Despite the physical demands and challenges, many massage therapists find ways to mitigate these issues. They may incorporate regular exercise, stretching, and self-care practices into their routine to maintain their physical well-being. Additionally, they may invest in ergonomic equipment and adjust their technique to minimize the strain on their body.
Potential for Burnout and Emotional Exhaustion
One of the potential drawbacks for massage therapists is that they may experience burnout and emotional exhaustion from their demanding profession. The nature of the job, which involves long hours of physical exertion and close contact with clients, can take a toll on their mental and emotional well-being.
Here are some factors that contribute to the potential for burnout and emotional exhaustion in this field:
- High workload: Massage therapists often have a heavy workload, seeing multiple clients in a day and working long hours. This can lead to physical fatigue and mental strain.
- Emotional strain: Dealing with clients who may have physical pain or emotional distress can be emotionally draining for massage therapists. They need to maintain a compassionate and empathetic attitude, which can be challenging at times.
- Limited control over schedule: Many massage therapists work in spas or clinics where they’ve limited control over their schedule. This lack of flexibility can lead to feelings of frustration and exhaustion.
- Lack of self-care: Massage therapists are focused on caring for others, often neglecting their own self-care. They may not have enough time or energy to take care of their own physical and mental well-being.

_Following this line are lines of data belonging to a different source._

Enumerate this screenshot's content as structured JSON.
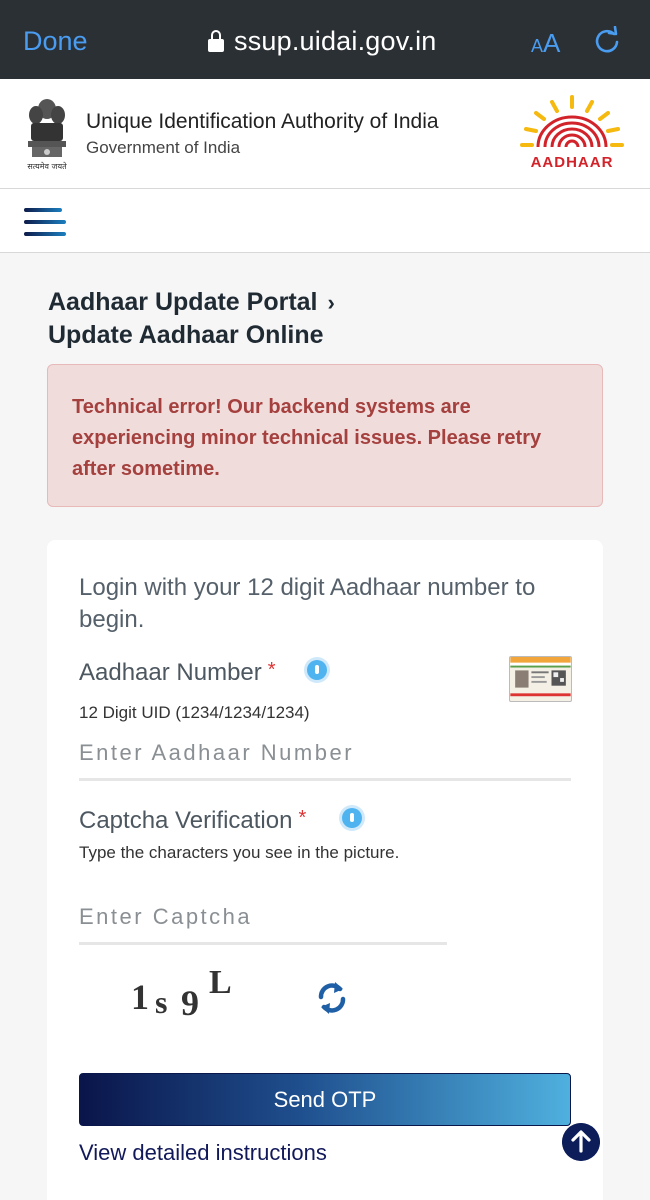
{
  "browser": {
    "done_label": "Done",
    "url": "ssup.uidai.gov.in",
    "text_size_small": "A",
    "text_size_large": "A"
  },
  "header": {
    "org_name": "Unique Identification Authority of India",
    "org_sub": "Government of India",
    "emblem_motto": "सत्यमेव जयते",
    "logo_text": "AADHAAR"
  },
  "breadcrumb": {
    "parent": "Aadhaar Update Portal",
    "separator": "›",
    "current": "Update Aadhaar Online"
  },
  "error": {
    "message": "Technical error! Our backend systems are experiencing minor technical issues. Please retry after sometime."
  },
  "form": {
    "intro": "Login with your 12 digit Aadhaar number to begin.",
    "aadhaar_label": "Aadhaar Number",
    "required_mark": "*",
    "aadhaar_hint": "12 Digit UID (1234/1234/1234)",
    "aadhaar_placeholder": "Enter Aadhaar Number",
    "aadhaar_value": "",
    "captcha_label": "Captcha Verification",
    "captcha_hint": "Type the characters you see in the picture.",
    "captcha_placeholder": "Enter Captcha",
    "captcha_value": "",
    "captcha_chars": [
      "1",
      "s",
      "9",
      "L"
    ],
    "send_otp_label": "Send OTP",
    "instructions_link": "View detailed instructions"
  },
  "colors": {
    "browser_bar": "#2b3035",
    "ios_blue": "#4a9cf0",
    "error_bg": "#f1dcdc",
    "error_text": "#a4403e",
    "button_start": "#0a154a",
    "button_end": "#4fb0de",
    "link": "#12195a"
  }
}
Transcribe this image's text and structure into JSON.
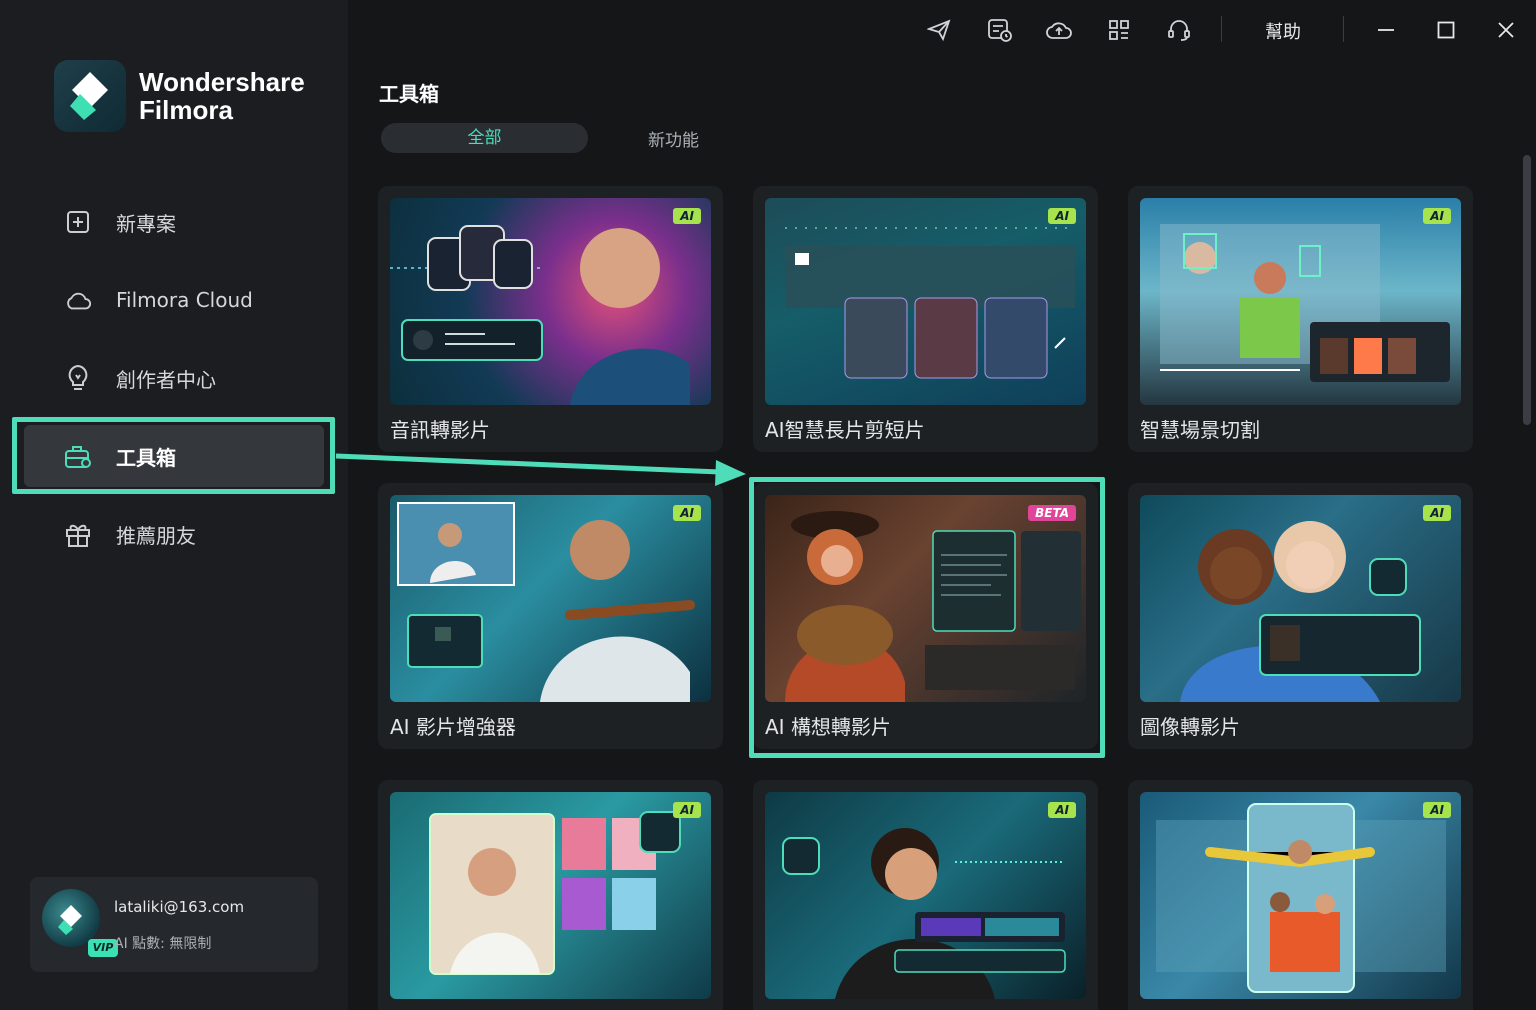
{
  "app": {
    "brand_line1": "Wondershare",
    "brand_line2": "Filmora"
  },
  "sidebar": {
    "items": [
      {
        "label": "新專案",
        "icon": "new-project-icon"
      },
      {
        "label": "Filmora Cloud",
        "icon": "cloud-icon"
      },
      {
        "label": "創作者中心",
        "icon": "lightbulb-icon"
      },
      {
        "label": "工具箱",
        "icon": "toolbox-icon",
        "active": true
      },
      {
        "label": "推薦朋友",
        "icon": "gift-icon"
      }
    ]
  },
  "user": {
    "email": "lataliki@163.com",
    "credits": "AI 點數: 無限制",
    "badge": "VIP"
  },
  "topbar": {
    "help": "幫助",
    "icons": [
      "send-icon",
      "tasks-icon",
      "cloud-upload-icon",
      "grid-icon",
      "headset-icon",
      "minimize-icon",
      "maximize-icon",
      "close-icon"
    ]
  },
  "toolbox": {
    "title": "工具箱",
    "tabs": [
      "全部",
      "新功能"
    ],
    "cards": [
      {
        "label": "音訊轉影片",
        "badge": "AI"
      },
      {
        "label": "AI智慧長片剪短片",
        "badge": "AI"
      },
      {
        "label": "智慧場景切割",
        "badge": "AI"
      },
      {
        "label": "AI 影片增強器",
        "badge": "AI"
      },
      {
        "label": "AI 構想轉影片",
        "badge": "BETA"
      },
      {
        "label": "圖像轉影片",
        "badge": "AI"
      },
      {
        "label": "",
        "badge": "AI"
      },
      {
        "label": "",
        "badge": "AI"
      },
      {
        "label": "",
        "badge": "AI"
      }
    ]
  },
  "colors": {
    "accent": "#4fdcb9",
    "ai_badge": "#a6e34d",
    "beta_badge": "#e0459a"
  }
}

It is important for massage therapists to prioritize self-care and practice techniques to prevent burnout and emotional exhaustion, such as setting boundaries, practicing mindfulness, and seeking support when needed.
Frequently Asked Questions
What Are the Common Misconceptions About Being a Massage Therapist?
Common misconceptions about being a massage therapist are often related to the assumption that it is an easy job that requires minimal training. However, in reality, massage therapy requires knowledge, skill, and a commitment to ongoing education.
How Can Massage Therapy Contribute to Overall Health and Well-Being?
Massage therapy, like a gentle breeze, soothes both body and mind, promoting overall health and well-being. It relieves muscle tension, improves circulation, reduces stress, and enhances relaxation, leaving one feeling rejuvenated and balanced.
Are There Any Specific Certifications or Licenses Required to Become a Massage Therapist?
To become a massage therapist, specific certifications and licenses are required. These vary by state and often involve completing a certain number of training hours and passing an exam to demonstrate proficiency in the field.
Can You Provide Insight Into the Different Settings Where Massage Therapists Can Work?
Massage therapists can work in various settings, such as spas, wellness centers, hospitals, and sports facilities. They provide therapeutic treatments to clients, helping them relax, relieve pain, and improve overall well-being.
What Are Some Effective Strategies for Managing Physical and Emotional Fatigue in This Profession?
Some effective strategies for managing physical and emotional fatigue in the massage therapy profession include regular self-care practices, such as exercise and meditation, setting boundaries, seeking support from colleagues, and taking breaks when needed.